As I’ve written about previously, there are many tools in the market for building clouds – whether private or public. There are too many, in fact, and it will be hard to see most of them still around after the next five years. BMC is in a very strong position with both enterprises and large managed service providers – and I would expect them to be one of the survivors based on scale and reach, if for no other reason.
BMC has been hard at work on their Cloud Lifecycle Management (CLM) offering and recently announced their 1.5 release. CLM is a solution built on top of a good chunk of the BMC tools suite – including BladeLogic, Atrium CMDB, Atrium Orchestrator, and more. It’s an approach similar to most of the large IT automation vendors – IBM, CA and HP included – and we have used this model at Unisys as well.
I got a chance to catch up with one of BMC’s cloud product marketers, Lilac Shoenbeck. According to Lilac, CLM 1.5 is a substantial upgrade, with the primary focus on making it easier for cloud administrators to configure and manage their cloud – including the service catalog and rules. They are also focused on providing out-of-the-box functionality for key cloud use-cases: dev/test, big data analytics, Web hosting, etc.
One of the core principals is around the service catalog management. Rather than specifying a fixed and inflexible catalog, BMC likened this to an ice cream parlor where you have a set of base (cone), middle (ice cream) and top (toppings) components and allow the user a fair bit of latitude in creating their environment.
CLM is not a pure play cloud environment like Eucalyptus or Cloud.com, which means it comes with a set of tradeoffs to support the legacy BMC tool set. This gives them a lot of powerful technology underneath, but anytime you need to integrate a bunch of stuff under the covers – especially stuff that came through acquisition – it makes for a fair bit of complexity. The pure-play guys have more maneuvering room for innovation – which is how they like it. However, these tools don’t run in a vacuum and there can be substantial work to integrate it into existing automation environments.

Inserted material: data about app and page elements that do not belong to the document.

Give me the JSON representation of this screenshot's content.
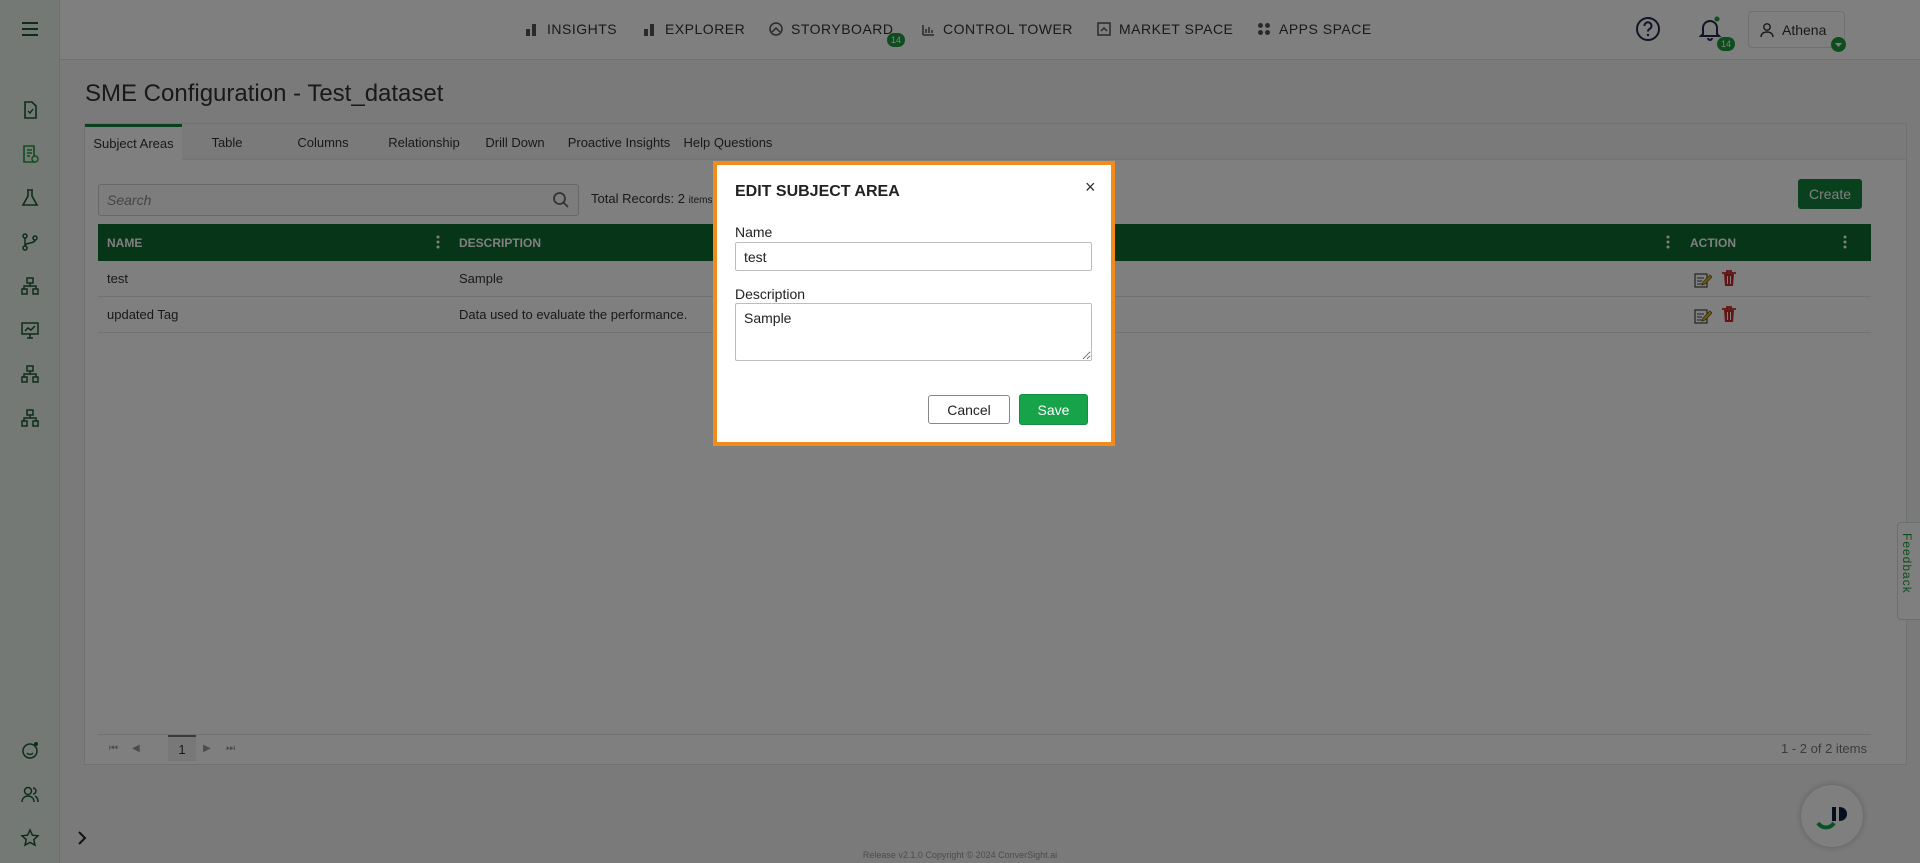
{
  "nav": {
    "items": [
      {
        "label": "INSIGHTS",
        "icon": "bar-chart-icon"
      },
      {
        "label": "EXPLORER",
        "icon": "bar-chart-icon"
      },
      {
        "label": "STORYBOARD",
        "icon": "storyboard-icon",
        "badge": "14"
      },
      {
        "label": "CONTROL TOWER",
        "icon": "control-tower-icon"
      },
      {
        "label": "MARKET SPACE",
        "icon": "market-space-icon"
      },
      {
        "label": "APPS SPACE",
        "icon": "apps-space-icon"
      }
    ],
    "notification_badge": "14",
    "user_name": "Athena"
  },
  "page": {
    "title": "SME Configuration - Test_dataset",
    "tabs": [
      "Subject Areas",
      "Table",
      "Columns",
      "Relationship",
      "Drill Down",
      "Proactive Insights",
      "Help Questions"
    ],
    "active_tab": "Subject Areas",
    "search_placeholder": "Search",
    "total_label": "Total Records: 2",
    "total_unit": "items",
    "create_label": "Create"
  },
  "grid": {
    "headers": {
      "name": "NAME",
      "description": "DESCRIPTION",
      "action": "ACTION"
    },
    "rows": [
      {
        "name": "test",
        "description": "Sample"
      },
      {
        "name": "updated Tag",
        "description": "Data used to evaluate the performance."
      }
    ]
  },
  "pager": {
    "page": "1",
    "info": "1 - 2 of 2 items"
  },
  "footer": "Release v2.1.0 Copyright © 2024 ConverSight.ai",
  "feedback_label": "Feedback",
  "modal": {
    "title": "EDIT SUBJECT AREA",
    "close": "×",
    "name_label": "Name",
    "name_value": "test",
    "description_label": "Description",
    "description_value": "Sample",
    "cancel_label": "Cancel",
    "save_label": "Save"
  },
  "colors": {
    "brand_green": "#12803a",
    "header_green": "#0e6a2e",
    "modal_border": "#f28b1c",
    "save_green": "#16a34a",
    "delete_red": "#c62828"
  }
}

CLM does provide a high level of automation for both physical and virtual environments has the advantage of a large enterprise sales force to bring it to market. Tight integration with Cisco switches and UCS, deep integration with a leading CMDB, and an extensive hardware support matrix are all positives for CLM. I believe they also ship today with support for multiple hypervisors (VMware, Xen, Hyper-V, KVM).
Another area they tote is around business service management and workload placement. Once a workload is placed into the cloud, rules can be used to move it, scale it, etc. based on business transactions performance and other factors. There’s a fair bit of work to get this right, so time will tell if they have gotten it working well.
It is missing some key elements right now – most notably a public cloud API out of the box (you can write your own against the internal APIs of CLM). It’s also not open source – which I have also written about – and is going to be fairly complex to set up initially. The user portal is also fairly basic and targeted at enterprise users, not the Web/SMB market, though you can use their internal APIs to create your own portal if desired.
Pricing was not disclosed, but they do have both usage-based and perpetual license-based models. The usage-based pricing is particularly key to the service provider space, though apparently some enterprises are also using this model. You’d expect BMC to be priced quite a bit higher than the pure-play market, though I am led to believe that they can be very aggressive to win deals.
BMC CLM is a credible and reasonably well positioned offering from a traditional ITA tools vendor. If you are already a big BladeLogic user, or you want a cloud solution from a mainstream data center automation tools vendor, CLM is a strong offering. If you tend towards open source tools in your data center and are focused on leveraging new innovations, this might not be the best fit.